CPR: What You Need to Know

Hands-Only CPR

You probably know that mouth-to-mouth resuscitation has always been a prominent component of CPR. However, in recent years, experts have changed the process to emphasize the highest-priority method -- chest compressions -- and to make layperson-conducted CPR more effective.

The steps for performing CPR used to follow the acronym "A-B-C" -- airway, breathing and circulation. But as we discussed earlier, CPR should now be performed C-A-B -- circulation, airway and breathing. The American Heart Association introduced this new approach in 2010 as a way to make chest compressions the priority of CPR.

If you take classes to learn advanced CPR methods, you'll be trained to provide airway and breathing support to a victim. If you are untrained, however, you should focus only on the circulation step.

For this method, known as hands-only CPR, you essentially become a surrogate heart to pump oxygenated blood to the rest of the victim's body. How can you have any effect on blood flow from outside of the body? All it takes is your hands and some strength. The steps are simple and include the following:

  1. While kneeling near the victim's neck and shoulders, place the heel of your hands one atop the other in the center of the person's chest (midway between the nipples). Keep your elbows straight and your shoulders positioned over the same area as your hands.
  2. Using the weight of your upper body (rather than just your arms), push the chest down. You should try to compress his or her chest 1 to 2 inches (2.54 to 5.08 cm).
  3. Push hard, and aim to complete at least 100 (or more) compressions per minute. To keep the appropriate speed and pace, try the mnemonic technique of singing "Stayin' Alive" by the Bee Gees and match the chest compressions to the pace of the song. This particular disco classic has 103 beats per minutes and can stay in your head easily as you perform CPR [source: Fox News].
  4. If your victim is a baby, use two fingers rather than two hands to compress the middle of the chest, and be less aggressive with your compressions -- about 1.5 inches (4 cm) deep. Still try to complete at least 100 in one a minute, just as you would with an adult [source: Mayo Clinic].

In reality, all you are doing is squeezing the heart between the breastbone and the backbone to force blood out. Compressing the chest creates positive pressure inside the chest that pushes oxygenated blood out of the heart through the aorta. From here, it travels to the brain and then on to other parts of the body, delivering oxygen for cellular respiration.

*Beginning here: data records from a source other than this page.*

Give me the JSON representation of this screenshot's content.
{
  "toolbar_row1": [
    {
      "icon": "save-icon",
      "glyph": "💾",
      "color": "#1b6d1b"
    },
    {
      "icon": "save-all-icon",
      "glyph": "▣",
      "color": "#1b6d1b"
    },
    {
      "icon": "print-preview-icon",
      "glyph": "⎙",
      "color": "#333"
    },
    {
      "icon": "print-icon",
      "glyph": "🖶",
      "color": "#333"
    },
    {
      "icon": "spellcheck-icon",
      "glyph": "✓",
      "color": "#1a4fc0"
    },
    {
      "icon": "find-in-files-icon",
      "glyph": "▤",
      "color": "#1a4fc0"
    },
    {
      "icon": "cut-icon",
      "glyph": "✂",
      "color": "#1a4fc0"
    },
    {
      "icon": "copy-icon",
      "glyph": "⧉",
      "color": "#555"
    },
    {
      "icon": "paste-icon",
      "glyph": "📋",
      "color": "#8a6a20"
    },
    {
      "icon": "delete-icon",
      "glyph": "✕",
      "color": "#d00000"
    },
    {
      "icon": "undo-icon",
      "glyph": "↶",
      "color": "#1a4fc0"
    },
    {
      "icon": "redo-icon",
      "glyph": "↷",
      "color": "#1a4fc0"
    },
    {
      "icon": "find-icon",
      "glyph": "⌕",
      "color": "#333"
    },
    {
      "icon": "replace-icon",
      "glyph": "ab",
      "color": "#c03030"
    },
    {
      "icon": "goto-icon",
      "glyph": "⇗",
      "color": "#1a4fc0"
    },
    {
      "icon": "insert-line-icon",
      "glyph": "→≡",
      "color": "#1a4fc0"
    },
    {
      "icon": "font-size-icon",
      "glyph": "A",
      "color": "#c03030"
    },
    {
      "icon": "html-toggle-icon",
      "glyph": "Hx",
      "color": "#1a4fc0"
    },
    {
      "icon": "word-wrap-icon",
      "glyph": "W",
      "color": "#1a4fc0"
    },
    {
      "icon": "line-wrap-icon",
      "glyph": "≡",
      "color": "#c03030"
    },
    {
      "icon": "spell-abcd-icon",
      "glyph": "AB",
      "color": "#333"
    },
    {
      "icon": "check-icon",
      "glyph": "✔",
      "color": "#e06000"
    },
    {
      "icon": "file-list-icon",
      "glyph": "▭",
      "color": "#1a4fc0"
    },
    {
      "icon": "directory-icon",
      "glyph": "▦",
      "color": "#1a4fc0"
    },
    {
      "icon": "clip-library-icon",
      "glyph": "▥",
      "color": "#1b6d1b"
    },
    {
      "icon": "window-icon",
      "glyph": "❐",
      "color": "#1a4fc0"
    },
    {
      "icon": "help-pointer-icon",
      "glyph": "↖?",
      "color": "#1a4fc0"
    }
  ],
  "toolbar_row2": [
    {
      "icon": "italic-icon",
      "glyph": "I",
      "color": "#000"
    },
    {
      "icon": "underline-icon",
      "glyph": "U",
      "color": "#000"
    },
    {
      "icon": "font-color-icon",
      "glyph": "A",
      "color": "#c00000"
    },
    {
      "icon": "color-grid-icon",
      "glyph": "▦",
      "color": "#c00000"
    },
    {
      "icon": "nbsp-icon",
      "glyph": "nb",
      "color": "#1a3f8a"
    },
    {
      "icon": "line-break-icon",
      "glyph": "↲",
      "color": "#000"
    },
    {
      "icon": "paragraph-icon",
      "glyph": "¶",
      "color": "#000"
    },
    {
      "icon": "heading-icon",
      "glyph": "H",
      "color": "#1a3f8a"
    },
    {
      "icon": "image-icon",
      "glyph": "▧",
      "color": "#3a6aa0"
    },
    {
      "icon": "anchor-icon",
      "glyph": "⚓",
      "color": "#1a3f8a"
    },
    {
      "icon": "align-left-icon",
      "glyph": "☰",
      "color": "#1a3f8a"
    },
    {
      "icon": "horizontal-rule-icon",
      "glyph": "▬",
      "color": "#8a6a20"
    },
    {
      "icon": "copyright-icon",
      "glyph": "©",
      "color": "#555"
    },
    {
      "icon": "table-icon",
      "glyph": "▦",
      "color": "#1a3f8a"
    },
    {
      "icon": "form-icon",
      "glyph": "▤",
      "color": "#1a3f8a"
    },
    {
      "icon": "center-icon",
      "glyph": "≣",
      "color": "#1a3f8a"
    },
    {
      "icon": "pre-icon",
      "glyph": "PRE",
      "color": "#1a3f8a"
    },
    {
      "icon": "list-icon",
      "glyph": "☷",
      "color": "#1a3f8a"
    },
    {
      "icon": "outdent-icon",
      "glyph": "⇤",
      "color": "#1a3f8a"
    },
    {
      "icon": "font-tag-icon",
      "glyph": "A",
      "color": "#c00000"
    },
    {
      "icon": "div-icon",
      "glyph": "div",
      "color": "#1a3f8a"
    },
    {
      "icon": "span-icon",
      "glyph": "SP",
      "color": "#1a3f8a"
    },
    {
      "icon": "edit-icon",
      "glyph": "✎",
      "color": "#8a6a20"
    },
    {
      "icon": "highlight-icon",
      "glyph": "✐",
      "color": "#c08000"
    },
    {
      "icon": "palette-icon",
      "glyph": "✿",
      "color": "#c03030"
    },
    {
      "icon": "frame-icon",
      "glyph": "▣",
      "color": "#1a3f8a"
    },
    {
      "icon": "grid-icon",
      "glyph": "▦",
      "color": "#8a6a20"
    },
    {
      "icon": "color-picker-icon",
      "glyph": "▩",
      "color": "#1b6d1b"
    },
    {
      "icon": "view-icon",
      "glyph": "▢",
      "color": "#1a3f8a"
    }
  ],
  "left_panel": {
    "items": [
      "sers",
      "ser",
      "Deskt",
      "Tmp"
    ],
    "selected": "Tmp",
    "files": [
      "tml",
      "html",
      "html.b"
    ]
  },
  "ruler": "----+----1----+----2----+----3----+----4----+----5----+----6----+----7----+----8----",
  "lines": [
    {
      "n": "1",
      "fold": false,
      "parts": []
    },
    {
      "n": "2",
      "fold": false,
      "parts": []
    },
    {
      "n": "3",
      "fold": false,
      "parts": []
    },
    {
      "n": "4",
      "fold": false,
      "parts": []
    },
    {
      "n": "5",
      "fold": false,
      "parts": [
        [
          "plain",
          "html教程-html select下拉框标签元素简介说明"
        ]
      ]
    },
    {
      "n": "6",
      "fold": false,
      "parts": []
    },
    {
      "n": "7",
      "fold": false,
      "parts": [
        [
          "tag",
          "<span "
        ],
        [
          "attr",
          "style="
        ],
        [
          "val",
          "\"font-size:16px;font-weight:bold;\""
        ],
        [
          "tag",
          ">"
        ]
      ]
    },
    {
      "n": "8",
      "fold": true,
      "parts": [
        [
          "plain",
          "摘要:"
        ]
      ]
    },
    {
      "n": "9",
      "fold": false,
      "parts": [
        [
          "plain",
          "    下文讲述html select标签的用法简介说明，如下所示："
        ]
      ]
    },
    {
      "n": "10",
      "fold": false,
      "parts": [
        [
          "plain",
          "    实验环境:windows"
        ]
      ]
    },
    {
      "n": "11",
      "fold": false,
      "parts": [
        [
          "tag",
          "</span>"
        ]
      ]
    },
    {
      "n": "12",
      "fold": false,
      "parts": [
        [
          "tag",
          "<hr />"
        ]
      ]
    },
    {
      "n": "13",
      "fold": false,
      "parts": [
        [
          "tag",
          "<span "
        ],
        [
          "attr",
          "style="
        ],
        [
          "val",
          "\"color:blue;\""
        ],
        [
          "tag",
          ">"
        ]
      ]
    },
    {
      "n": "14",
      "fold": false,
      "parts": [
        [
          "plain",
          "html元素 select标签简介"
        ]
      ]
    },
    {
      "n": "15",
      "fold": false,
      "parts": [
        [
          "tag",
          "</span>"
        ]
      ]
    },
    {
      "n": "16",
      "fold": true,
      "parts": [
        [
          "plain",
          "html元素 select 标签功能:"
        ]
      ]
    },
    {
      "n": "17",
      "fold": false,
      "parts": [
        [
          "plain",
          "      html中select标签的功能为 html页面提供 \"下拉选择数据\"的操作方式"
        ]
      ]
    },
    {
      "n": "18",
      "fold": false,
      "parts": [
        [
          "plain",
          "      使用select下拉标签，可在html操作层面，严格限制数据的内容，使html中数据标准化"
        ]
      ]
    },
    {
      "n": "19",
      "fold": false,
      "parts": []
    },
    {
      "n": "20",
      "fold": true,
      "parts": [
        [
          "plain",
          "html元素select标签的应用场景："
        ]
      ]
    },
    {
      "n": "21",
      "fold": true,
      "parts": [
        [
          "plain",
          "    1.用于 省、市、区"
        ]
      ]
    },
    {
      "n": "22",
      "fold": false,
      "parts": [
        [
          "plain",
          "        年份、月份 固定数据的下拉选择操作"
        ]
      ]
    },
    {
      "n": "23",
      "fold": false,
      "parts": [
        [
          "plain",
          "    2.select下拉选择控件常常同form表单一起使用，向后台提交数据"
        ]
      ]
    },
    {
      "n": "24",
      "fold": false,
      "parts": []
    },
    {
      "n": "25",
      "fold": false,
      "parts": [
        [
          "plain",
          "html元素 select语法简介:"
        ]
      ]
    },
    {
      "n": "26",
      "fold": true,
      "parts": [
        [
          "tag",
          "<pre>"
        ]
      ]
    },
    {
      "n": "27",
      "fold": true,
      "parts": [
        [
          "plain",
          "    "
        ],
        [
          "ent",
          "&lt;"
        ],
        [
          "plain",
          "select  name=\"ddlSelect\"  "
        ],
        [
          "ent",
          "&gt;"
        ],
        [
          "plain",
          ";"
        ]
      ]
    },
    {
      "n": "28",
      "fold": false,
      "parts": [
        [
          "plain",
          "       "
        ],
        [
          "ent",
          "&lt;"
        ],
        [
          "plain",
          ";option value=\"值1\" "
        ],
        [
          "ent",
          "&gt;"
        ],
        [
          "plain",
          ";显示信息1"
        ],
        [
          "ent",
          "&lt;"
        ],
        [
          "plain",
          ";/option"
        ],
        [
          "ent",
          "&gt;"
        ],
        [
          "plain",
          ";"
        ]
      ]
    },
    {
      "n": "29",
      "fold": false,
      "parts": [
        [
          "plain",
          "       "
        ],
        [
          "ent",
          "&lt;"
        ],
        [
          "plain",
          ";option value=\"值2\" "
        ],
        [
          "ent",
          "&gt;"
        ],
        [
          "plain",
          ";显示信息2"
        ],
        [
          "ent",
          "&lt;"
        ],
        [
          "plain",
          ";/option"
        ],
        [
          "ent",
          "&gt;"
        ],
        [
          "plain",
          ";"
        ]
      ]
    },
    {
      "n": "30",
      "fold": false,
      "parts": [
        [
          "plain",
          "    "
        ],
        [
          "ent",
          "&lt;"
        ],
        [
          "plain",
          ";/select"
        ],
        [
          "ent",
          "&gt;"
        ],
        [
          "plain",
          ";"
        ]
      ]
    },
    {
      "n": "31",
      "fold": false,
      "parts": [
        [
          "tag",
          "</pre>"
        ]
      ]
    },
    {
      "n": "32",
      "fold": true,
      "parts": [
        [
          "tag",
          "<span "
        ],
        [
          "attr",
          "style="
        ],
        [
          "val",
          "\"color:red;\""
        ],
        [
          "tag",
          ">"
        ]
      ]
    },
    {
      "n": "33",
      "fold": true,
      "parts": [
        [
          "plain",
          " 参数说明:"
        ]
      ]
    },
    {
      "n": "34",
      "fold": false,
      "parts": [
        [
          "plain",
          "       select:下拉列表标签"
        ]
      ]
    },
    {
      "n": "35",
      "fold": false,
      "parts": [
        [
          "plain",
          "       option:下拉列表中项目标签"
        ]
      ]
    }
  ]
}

It may sound easy enough in theory, but when someone collapses in front of you, your first reactions can be confusion and terror. But while you're panicked and unable to act, valuable minutes are slipping away. To counter this, many organizations, such as the American Red Cross, offer classes that give you hands-on practice to hone your CPR skills. There are even online sites, like HandsOnlyCPR.org, that simulate the compression-only method online and help you learn the speed and rhythm at which you need to perform it.

Keep reading to learn more about the difference between CPR and defibrillation.